If you know where to look, the Outer Banks can be a beachcomber's paradise. With miles of shoreline to explore, hidden beaches that are relatively untouched, and literally piles of shells washing up on the beaches after a storm, shelling on the OBX beaches is simply a matter of timing and area expertise.
The quaint village of Duck was named (you guessed it) for the vast numbers of waterfowl that once made their home here. The beautiful Currituck Sound, which borders the Outer Banks from Kitty Hawk north to the Virginia line, was once one of the most bountiful and popular waterfowl hunting destinations in the country. Historians note that the fresh water of the sound once attracted ducks, geese, and other water birds in such numbers that when they lifted into the sky, their shadows would blot out the sun.
In the nineteenth century, northern businessmen discovered the wealth of wild birds in this area and began buying up tracts of the marshes and small islands in the sound top construct hunt clubs. Luxurious clubhouses and lodges were built along the sound, with prestigious names like Monkey Island, Swan Island, and the crown jewel of them all, the Currituck Club in Corolla.. In the winter months, hunters from New York, Pennsylvania, and New Jersey would come Currtituck. Local residents served as caretakers, servants, and guides, providing them with a sorely needed source of income.

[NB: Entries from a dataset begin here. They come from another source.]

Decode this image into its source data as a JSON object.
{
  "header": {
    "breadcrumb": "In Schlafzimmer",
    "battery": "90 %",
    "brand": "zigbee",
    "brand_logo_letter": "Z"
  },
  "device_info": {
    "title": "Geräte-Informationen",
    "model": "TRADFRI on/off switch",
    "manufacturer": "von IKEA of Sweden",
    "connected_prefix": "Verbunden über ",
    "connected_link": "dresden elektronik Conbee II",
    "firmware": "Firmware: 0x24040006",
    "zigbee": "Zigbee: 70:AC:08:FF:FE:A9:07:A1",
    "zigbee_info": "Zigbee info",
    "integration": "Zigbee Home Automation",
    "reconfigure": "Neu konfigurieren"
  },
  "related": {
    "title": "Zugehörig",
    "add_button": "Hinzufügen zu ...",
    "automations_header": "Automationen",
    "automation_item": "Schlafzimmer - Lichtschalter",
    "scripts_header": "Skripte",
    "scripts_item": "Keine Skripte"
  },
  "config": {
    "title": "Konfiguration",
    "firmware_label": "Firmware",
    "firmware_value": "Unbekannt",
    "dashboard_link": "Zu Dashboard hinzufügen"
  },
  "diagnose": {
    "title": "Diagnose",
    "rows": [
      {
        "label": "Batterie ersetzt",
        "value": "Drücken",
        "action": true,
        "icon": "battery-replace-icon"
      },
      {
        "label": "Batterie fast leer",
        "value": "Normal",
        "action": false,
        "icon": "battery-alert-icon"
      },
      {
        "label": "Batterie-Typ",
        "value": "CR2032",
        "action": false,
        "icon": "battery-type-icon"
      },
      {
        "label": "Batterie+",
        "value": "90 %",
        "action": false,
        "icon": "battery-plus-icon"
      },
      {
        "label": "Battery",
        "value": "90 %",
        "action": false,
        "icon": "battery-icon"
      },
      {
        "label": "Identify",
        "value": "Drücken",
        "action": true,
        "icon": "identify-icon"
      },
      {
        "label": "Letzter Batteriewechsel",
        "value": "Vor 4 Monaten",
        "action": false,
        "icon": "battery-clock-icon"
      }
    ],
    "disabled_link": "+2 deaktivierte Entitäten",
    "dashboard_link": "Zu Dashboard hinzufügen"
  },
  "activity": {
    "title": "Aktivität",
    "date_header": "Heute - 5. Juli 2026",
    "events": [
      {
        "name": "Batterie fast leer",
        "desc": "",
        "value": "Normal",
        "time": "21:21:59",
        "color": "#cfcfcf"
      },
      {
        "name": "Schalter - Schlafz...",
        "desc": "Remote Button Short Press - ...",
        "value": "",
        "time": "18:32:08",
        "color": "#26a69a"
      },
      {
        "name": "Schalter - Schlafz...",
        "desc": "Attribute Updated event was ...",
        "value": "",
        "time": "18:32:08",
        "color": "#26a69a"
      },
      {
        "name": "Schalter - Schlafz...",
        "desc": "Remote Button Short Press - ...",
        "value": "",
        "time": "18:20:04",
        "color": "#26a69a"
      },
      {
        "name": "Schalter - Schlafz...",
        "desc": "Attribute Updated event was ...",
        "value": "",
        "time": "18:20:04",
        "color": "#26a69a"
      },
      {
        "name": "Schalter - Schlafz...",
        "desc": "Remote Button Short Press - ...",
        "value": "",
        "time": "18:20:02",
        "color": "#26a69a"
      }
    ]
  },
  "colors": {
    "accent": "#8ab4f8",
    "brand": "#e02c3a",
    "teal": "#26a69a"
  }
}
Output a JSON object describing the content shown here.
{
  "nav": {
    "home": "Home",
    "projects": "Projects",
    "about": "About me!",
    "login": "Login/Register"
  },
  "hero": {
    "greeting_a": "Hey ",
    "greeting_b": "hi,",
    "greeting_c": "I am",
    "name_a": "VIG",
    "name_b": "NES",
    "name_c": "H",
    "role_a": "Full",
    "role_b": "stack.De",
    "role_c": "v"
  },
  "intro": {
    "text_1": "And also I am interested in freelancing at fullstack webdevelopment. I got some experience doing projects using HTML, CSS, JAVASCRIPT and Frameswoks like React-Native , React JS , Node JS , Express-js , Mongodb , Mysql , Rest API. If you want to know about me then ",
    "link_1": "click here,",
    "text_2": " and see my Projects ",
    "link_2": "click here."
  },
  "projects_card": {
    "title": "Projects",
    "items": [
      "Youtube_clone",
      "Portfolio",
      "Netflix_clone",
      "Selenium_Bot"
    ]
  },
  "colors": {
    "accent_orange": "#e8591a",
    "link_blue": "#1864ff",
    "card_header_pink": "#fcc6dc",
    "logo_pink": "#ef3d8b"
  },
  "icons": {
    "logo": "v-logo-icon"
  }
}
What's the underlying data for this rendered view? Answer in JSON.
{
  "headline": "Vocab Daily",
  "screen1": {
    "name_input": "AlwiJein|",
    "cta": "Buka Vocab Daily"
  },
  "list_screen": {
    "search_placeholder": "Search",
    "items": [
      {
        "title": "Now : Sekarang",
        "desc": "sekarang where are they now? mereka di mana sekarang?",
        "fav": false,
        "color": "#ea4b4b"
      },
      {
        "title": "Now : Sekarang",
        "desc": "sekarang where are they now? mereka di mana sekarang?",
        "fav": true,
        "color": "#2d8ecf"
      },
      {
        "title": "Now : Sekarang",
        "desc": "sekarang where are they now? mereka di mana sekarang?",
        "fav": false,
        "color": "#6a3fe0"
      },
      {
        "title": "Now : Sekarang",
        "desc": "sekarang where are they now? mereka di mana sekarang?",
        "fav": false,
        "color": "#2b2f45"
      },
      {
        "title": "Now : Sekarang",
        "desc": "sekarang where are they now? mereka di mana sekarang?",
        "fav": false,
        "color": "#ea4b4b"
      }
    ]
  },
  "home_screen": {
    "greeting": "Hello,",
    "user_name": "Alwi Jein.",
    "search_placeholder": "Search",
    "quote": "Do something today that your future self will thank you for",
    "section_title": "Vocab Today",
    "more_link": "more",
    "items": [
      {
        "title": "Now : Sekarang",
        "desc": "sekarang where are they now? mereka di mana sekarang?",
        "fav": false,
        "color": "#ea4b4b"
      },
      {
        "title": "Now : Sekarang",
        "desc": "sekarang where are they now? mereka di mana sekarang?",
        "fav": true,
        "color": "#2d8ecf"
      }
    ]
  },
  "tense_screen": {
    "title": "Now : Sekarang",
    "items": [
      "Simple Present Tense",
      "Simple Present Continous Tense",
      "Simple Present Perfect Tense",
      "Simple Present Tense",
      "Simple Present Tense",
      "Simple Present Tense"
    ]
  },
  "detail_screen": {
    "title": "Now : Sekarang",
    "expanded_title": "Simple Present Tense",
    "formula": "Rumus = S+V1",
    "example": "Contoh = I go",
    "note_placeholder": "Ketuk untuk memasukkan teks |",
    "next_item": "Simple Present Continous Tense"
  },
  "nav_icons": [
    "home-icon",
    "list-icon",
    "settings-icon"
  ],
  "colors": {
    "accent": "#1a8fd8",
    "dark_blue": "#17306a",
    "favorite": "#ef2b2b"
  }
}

For nearly 75 years, Currituck's waters were hunted until the bird population was almost decimated. Today, thanks to stringent wildlife protection laws, the clubs no longer play host to hunters. Instead, many are now in private and government hands, and have been restored or are used as private residences.